A large and spacious house in Athens had gained the reputation of being haunted. Occupants were disturbed by the sound of rattling chains and the appearance of a ghostly old man. The house was left uninhabited until the arrival of Athenodoros, who was looking for somewhere to stay during his visit to Athens. His suspicions were aroused by the cheapness of the rent, but on learning that the reason was the house’s reputation he decided to take it anyway.

The spectre made its appearance on the very first night. While Athenodoros was alone in the house, occupied with his writing, he became aware of a distant sound of rattling chains.

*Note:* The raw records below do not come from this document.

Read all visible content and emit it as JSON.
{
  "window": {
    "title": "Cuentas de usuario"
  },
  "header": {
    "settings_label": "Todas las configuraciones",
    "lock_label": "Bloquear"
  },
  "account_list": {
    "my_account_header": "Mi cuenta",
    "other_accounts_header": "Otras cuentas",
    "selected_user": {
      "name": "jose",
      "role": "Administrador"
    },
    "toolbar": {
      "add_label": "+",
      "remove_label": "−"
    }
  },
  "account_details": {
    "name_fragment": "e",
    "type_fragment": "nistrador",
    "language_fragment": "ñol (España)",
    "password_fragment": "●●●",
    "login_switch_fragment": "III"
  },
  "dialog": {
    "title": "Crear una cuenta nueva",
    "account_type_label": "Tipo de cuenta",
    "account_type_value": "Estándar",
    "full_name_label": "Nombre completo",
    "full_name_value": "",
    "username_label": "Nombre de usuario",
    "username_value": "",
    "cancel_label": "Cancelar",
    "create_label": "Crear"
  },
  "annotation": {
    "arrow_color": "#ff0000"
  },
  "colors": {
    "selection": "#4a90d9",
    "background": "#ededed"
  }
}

He ignored the noise and concentrated on his work until it became so loud that he raised his head from his work, and on turning round was confronted by a ghostly apparition apparently beckoning him to follow it. The philosopher had the presence of mind to wave his hand to the spectre indicating that it should wait, and returned to his work. But the ghost impatiently began to rattle its chains above his head, so Athenodoros picked up his lamp and followed the spirit. It led him to a spot in the courtyard, where it suddenly vanished.

Athenodoros marked the spot where the ghost had disappeared with a handful of grass and leaves, and the next morning asked the magistrate to have the spot excavated. There they found the long-dead remains of a man tangled in chains. What was left of the body was removed and given a proper burial, and the ghost was never seen or heard again.

Themes


The idea that ghosts are the spirits of restless souls whose bodies have not received a proper burial, or who died by murder or suicide, is shared by many cultures. Until such wrongs are righted, such spirits are unable to take their place in the afterlife. But once the body has received a proper burial, or its message has been received and acted upon it is never seen again, as is the case with Athenodoros’ ghost.[3]

Pliny’s detail of the clanking chains became a staple of ghost fiction, perhaps reaching its zenith with the ghost of the miser Jacob Marley in Charles Dickens’ A Christmas Carol A Christmas Carol. In Prose. Being a Ghost Story of Christmas, commonly known as A Christmas Carol, is a novella by Charles Dickens, first published in London by Chapman & Hall in 1843 and illustrated by John Leech. .[1]

Citations



Bibliography


Pliny the Younger. (1748). The Letters of Pliny the Consul. (W. Melmoth, Trans.) (Vol. 2). R. Dodsley.
Strom-Mackey, R. M. (2017). Anatomy of a Ghost. Cosmic Pantheon Press.